What this task involves —
Nothing other than an exact copy of the records should be returned.

====== Provided material ======

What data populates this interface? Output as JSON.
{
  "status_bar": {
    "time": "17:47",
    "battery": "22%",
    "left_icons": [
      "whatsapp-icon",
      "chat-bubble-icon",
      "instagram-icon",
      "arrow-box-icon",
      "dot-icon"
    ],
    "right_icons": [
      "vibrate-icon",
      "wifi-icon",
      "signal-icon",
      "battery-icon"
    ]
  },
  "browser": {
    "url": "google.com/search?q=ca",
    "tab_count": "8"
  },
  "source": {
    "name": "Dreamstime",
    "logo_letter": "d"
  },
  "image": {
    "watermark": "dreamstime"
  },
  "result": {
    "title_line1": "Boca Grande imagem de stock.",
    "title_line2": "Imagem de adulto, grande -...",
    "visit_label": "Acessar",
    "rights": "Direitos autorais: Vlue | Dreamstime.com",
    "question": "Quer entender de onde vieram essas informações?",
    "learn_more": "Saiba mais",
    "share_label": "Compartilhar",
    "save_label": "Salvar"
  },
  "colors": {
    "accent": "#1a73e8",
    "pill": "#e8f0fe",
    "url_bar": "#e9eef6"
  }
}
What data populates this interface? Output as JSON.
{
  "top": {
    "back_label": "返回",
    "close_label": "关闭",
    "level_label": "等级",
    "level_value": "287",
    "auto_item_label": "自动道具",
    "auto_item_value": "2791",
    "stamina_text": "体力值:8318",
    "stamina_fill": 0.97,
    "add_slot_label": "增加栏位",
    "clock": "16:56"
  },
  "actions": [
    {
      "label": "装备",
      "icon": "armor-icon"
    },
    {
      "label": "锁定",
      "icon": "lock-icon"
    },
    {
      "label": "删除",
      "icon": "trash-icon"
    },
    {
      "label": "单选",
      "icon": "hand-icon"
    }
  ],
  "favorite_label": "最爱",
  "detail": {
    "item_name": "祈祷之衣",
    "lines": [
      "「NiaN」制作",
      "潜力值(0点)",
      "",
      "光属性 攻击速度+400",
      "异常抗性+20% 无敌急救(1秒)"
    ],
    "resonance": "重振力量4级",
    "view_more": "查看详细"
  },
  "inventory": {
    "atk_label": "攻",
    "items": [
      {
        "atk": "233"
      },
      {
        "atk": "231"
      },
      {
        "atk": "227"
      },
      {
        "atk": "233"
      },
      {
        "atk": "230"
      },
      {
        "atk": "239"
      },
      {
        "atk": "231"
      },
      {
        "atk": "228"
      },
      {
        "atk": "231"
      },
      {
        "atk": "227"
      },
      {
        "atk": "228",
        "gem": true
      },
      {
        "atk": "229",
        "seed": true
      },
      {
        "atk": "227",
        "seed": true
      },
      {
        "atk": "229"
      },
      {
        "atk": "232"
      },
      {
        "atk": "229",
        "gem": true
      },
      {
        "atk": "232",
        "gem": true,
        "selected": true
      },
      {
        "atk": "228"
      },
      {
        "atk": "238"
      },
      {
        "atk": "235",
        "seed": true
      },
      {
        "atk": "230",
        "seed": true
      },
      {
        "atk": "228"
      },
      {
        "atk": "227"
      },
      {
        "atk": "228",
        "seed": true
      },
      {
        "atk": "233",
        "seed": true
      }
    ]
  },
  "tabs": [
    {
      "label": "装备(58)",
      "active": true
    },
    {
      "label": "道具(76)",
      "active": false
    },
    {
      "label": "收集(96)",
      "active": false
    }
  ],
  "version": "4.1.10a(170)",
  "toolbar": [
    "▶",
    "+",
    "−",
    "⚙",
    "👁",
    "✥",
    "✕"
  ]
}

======

Answer section —
What data populates this interface? Output as JSON.
{
  "status_bar": {
    "time": "17:47",
    "battery": "22%",
    "left_icons": [
      "whatsapp-icon",
      "chat-bubble-icon",
      "instagram-icon",
      "arrow-box-icon",
      "dot-icon"
    ],
    "right_icons": [
      "vibrate-icon",
      "wifi-icon",
      "signal-icon",
      "battery-icon"
    ]
  },
  "browser": {
    "url": "google.com/search?q=ca",
    "tab_count": "8"
  },
  "source": {
    "name": "Dreamstime",
    "logo_letter": "d"
  },
  "image": {
    "watermark": "dreamstime"
  },
  "result": {
    "title_line1": "Boca Grande imagem de stock.",
    "title_line2": "Imagem de adulto, grande -...",
    "visit_label": "Acessar",
    "rights": "Direitos autorais: Vlue | Dreamstime.com",
    "question": "Quer entender de onde vieram essas informações?",
    "learn_more": "Saiba mais",
    "share_label": "Compartilhar",
    "save_label": "Salvar"
  },
  "colors": {
    "accent": "#1a73e8",
    "pill": "#e8f0fe",
    "url_bar": "#e9eef6"
  }
}
What data populates this interface? Output as JSON.
{
  "top": {
    "back_label": "返回",
    "close_label": "关闭",
    "level_label": "等级",
    "level_value": "287",
    "auto_item_label": "自动道具",
    "auto_item_value": "2791",
    "stamina_text": "体力值:8318",
    "stamina_fill": 0.97,
    "add_slot_label": "增加栏位",
    "clock": "16:56"
  },
  "actions": [
    {
      "label": "装备",
      "icon": "armor-icon"
    },
    {
      "label": "锁定",
      "icon": "lock-icon"
    },
    {
      "label": "删除",
      "icon": "trash-icon"
    },
    {
      "label": "单选",
      "icon": "hand-icon"
    }
  ],
  "favorite_label": "最爱",
  "detail": {
    "item_name": "祈祷之衣",
    "lines": [
      "「NiaN」制作",
      "潜力值(0点)",
      "",
      "光属性 攻击速度+400",
      "异常抗性+20% 无敌急救(1秒)"
    ],
    "resonance": "重振力量4级",
    "view_more": "查看详细"
  },
  "inventory": {
    "atk_label": "攻",
    "items": [
      {
        "atk": "233"
      },
      {
        "atk": "231"
      },
      {
        "atk": "227"
      },
      {
        "atk": "233"
      },
      {
        "atk": "230"
      },
      {
        "atk": "239"
      },
      {
        "atk": "231"
      },
      {
        "atk": "228"
      },
      {
        "atk": "231"
      },
      {
        "atk": "227"
      },
      {
        "atk": "228",
        "gem": true
      },
      {
        "atk": "229",
        "seed": true
      },
      {
        "atk": "227",
        "seed": true
      },
      {
        "atk": "229"
      },
      {
        "atk": "232"
      },
      {
        "atk": "229",
        "gem": true
      },
      {
        "atk": "232",
        "gem": true,
        "selected": true
      },
      {
        "atk": "228"
      },
      {
        "atk": "238"
      },
      {
        "atk": "235",
        "seed": true
      },
      {
        "atk": "230",
        "seed": true
      },
      {
        "atk": "228"
      },
      {
        "atk": "227"
      },
      {
        "atk": "228",
        "seed": true
      },
      {
        "atk": "233",
        "seed": true
      }
    ]
  },
  "tabs": [
    {
      "label": "装备(58)",
      "active": true
    },
    {
      "label": "道具(76)",
      "active": false
    },
    {
      "label": "收集(96)",
      "active": false
    }
  ],
  "version": "4.1.10a(170)",
  "toolbar": [
    "▶",
    "+",
    "−",
    "⚙",
    "👁",
    "✥",
    "✕"
  ]
}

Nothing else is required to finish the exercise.